In university I was an English major. We were taught to take note of “irony,” especially in plays by Shakespeare. Many times the audience is aware of something that the actors in their roles do not know. This adds a special kind of humour to the words that are spoken and actions that are done out of clear ignorance.
For example, someone who knows just a little bit about me would perhaps be shocked that I have and wear a fur coat on cold winter days. How could an advocate of simple living be so extravagant? What that person may not know is that I have been wearing that same coat for 20 years; it was given as a reward for my labours at my parents’ mink farm to that point.
Some patrons of the food bank where my husband works may appear, on the surface, not to be needy. This can cause potential donors to grumble and feel that the system is being abused. But as my husband often says, “Nobody wakes up in the morning and proudly says to himself, ‘I’m going to the food bank today.’” A patron who drives a nice car pulls into the parking lot to get food. She seems well off and well dressed. However, she confides in a food bank employee that she never thought she would come to get food assistance. Her professional husband left her, and she has no access to bank accounts or cash. She cannot eat her car or her fine clothes, so in an emergency she comes for help. Another patron has a dog; one might say he would save money if he had to feed only himself. Yet having a canine companion makes living alone bearable for this man. One more patron receives a lay-off notice and admits that he has been living the “Canadian lifestyle”—living from paycheque to paycheque. In the three weeks it takes for his employment insurance payments to begin, he truly is destitute.
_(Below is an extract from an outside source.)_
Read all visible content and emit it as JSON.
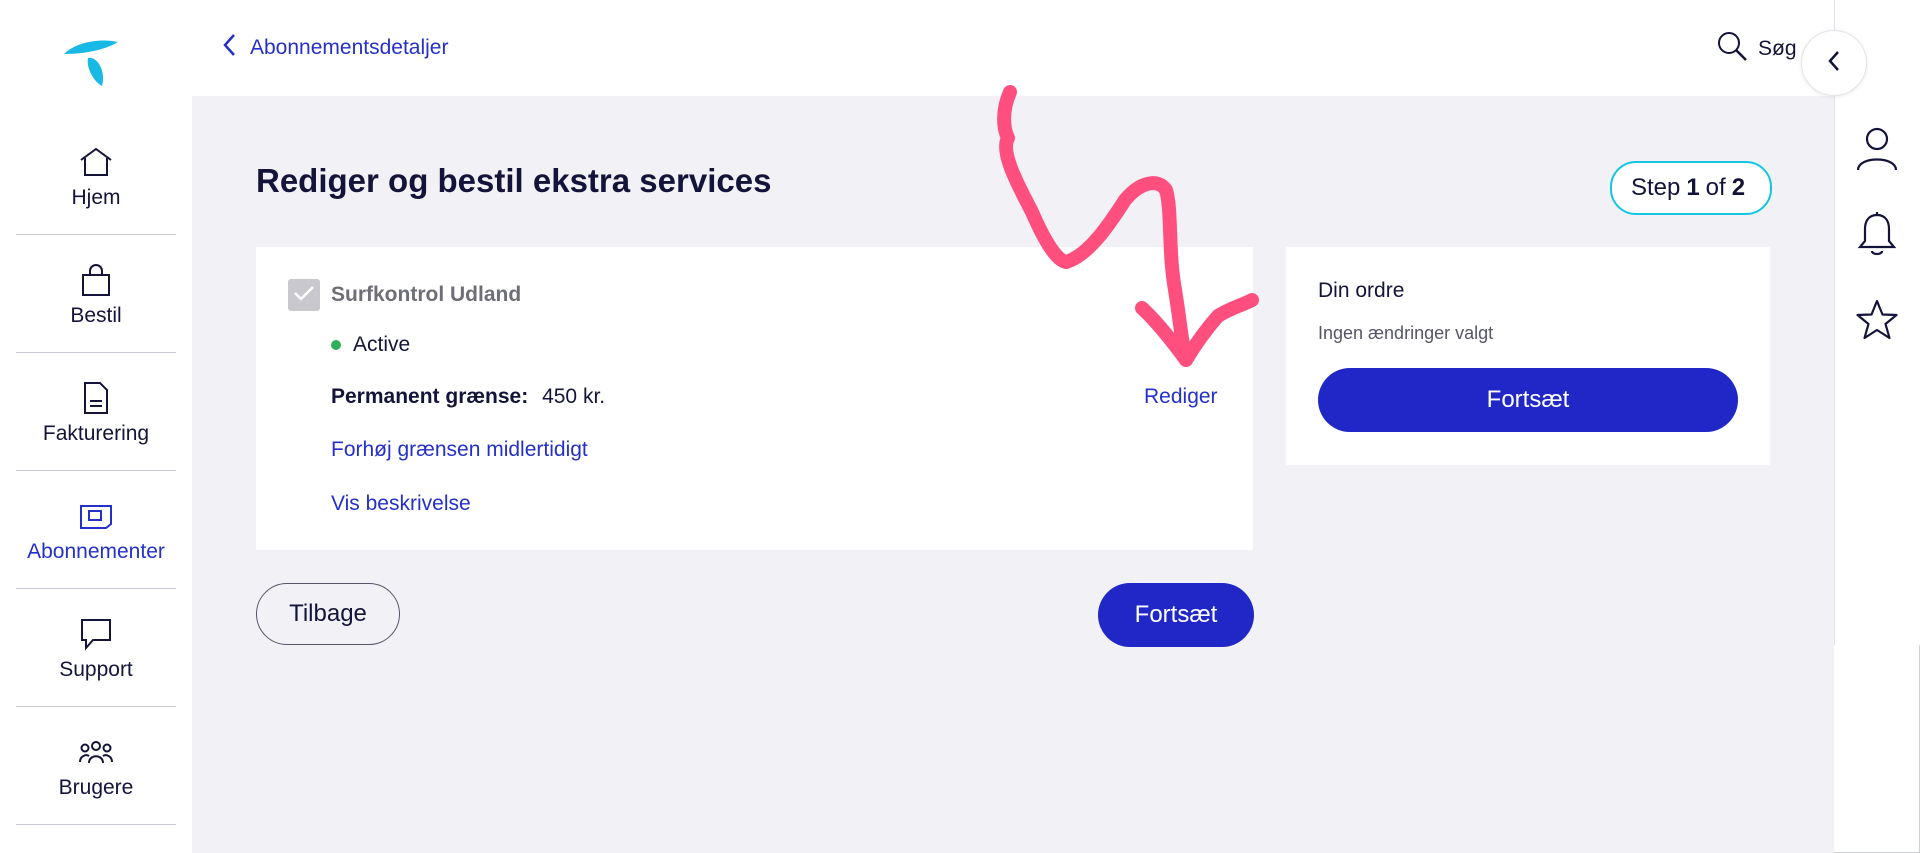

Since I have been on the receiving end of judgments based on ignorance, I’m trying to be more careful not to draw negative conclusions about others. God knows the whole story, and I can leave it to Him.